◆ **PROBLEM TO SOLVE**
Repeat every entry exactly. Do not include the pictures.

◆ **EXTRACTED MATERIAL**

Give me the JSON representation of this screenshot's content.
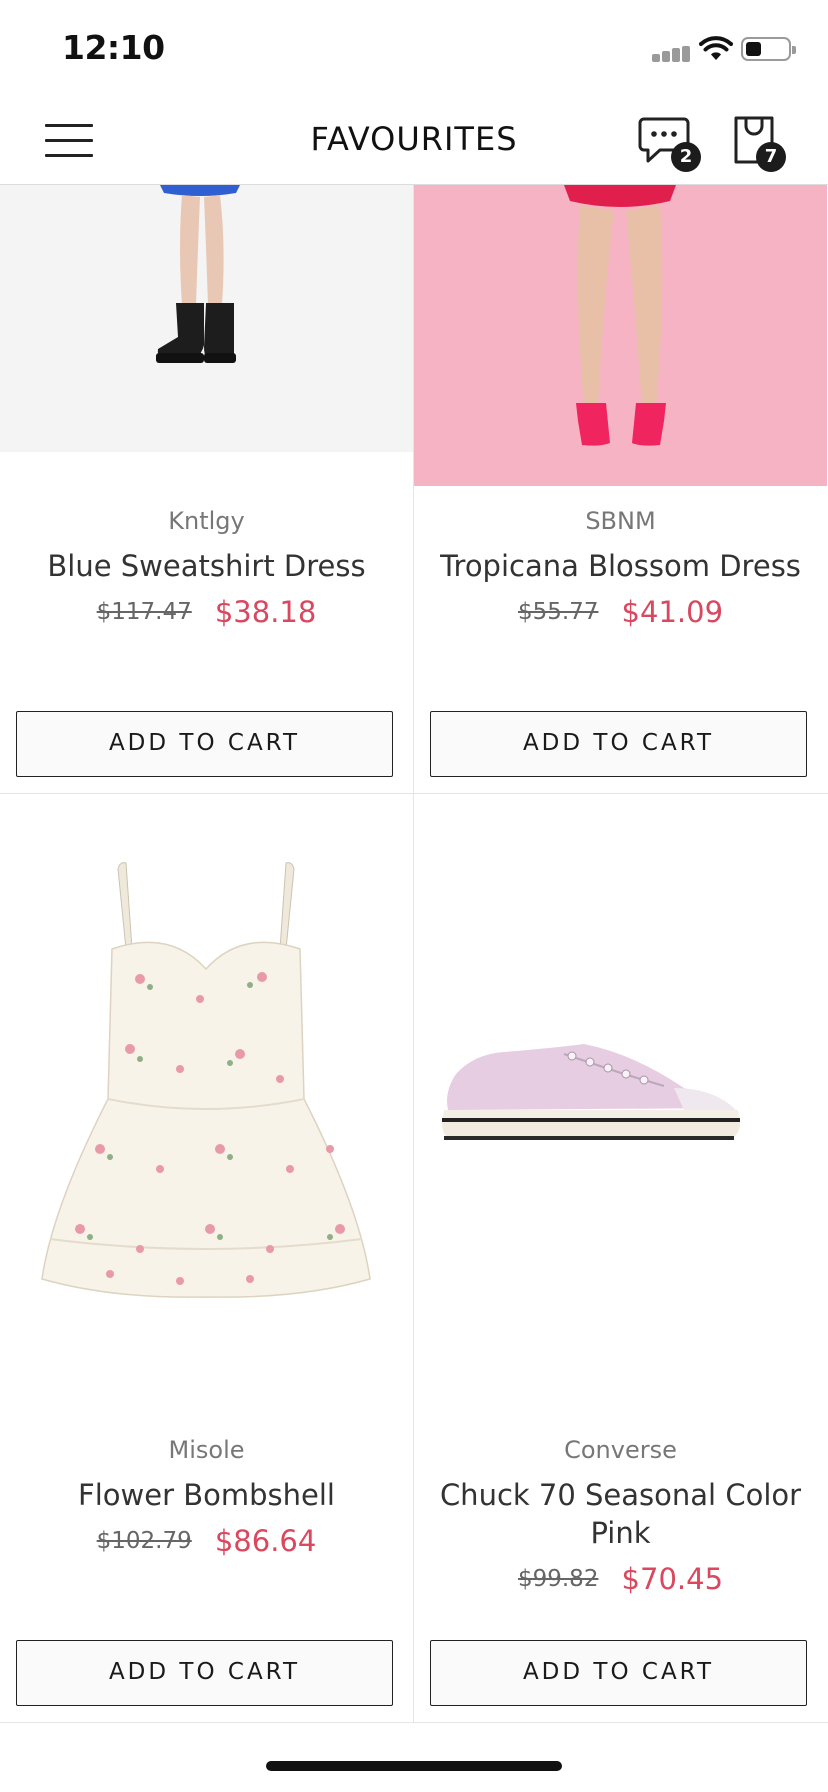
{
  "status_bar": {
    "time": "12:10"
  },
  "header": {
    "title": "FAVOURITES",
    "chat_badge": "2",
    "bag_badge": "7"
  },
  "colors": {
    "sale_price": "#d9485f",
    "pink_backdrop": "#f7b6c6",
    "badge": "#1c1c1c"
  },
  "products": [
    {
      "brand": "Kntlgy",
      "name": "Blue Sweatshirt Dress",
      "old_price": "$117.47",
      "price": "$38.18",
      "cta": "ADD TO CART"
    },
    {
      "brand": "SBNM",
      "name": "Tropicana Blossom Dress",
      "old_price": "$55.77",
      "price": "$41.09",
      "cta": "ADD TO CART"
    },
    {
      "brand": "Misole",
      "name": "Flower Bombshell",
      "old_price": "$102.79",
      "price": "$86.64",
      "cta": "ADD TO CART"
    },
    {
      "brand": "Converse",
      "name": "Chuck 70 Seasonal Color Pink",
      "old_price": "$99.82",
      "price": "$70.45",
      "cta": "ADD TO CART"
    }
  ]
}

◆ **EXPECTED OUTPUT**
Give me the JSON representation of this screenshot's content.
{
  "status_bar": {
    "time": "12:10"
  },
  "header": {
    "title": "FAVOURITES",
    "chat_badge": "2",
    "bag_badge": "7"
  },
  "colors": {
    "sale_price": "#d9485f",
    "pink_backdrop": "#f7b6c6",
    "badge": "#1c1c1c"
  },
  "products": [
    {
      "brand": "Kntlgy",
      "name": "Blue Sweatshirt Dress",
      "old_price": "$117.47",
      "price": "$38.18",
      "cta": "ADD TO CART"
    },
    {
      "brand": "SBNM",
      "name": "Tropicana Blossom Dress",
      "old_price": "$55.77",
      "price": "$41.09",
      "cta": "ADD TO CART"
    },
    {
      "brand": "Misole",
      "name": "Flower Bombshell",
      "old_price": "$102.79",
      "price": "$86.64",
      "cta": "ADD TO CART"
    },
    {
      "brand": "Converse",
      "name": "Chuck 70 Seasonal Color Pink",
      "old_price": "$99.82",
      "price": "$70.45",
      "cta": "ADD TO CART"
    }
  ]
}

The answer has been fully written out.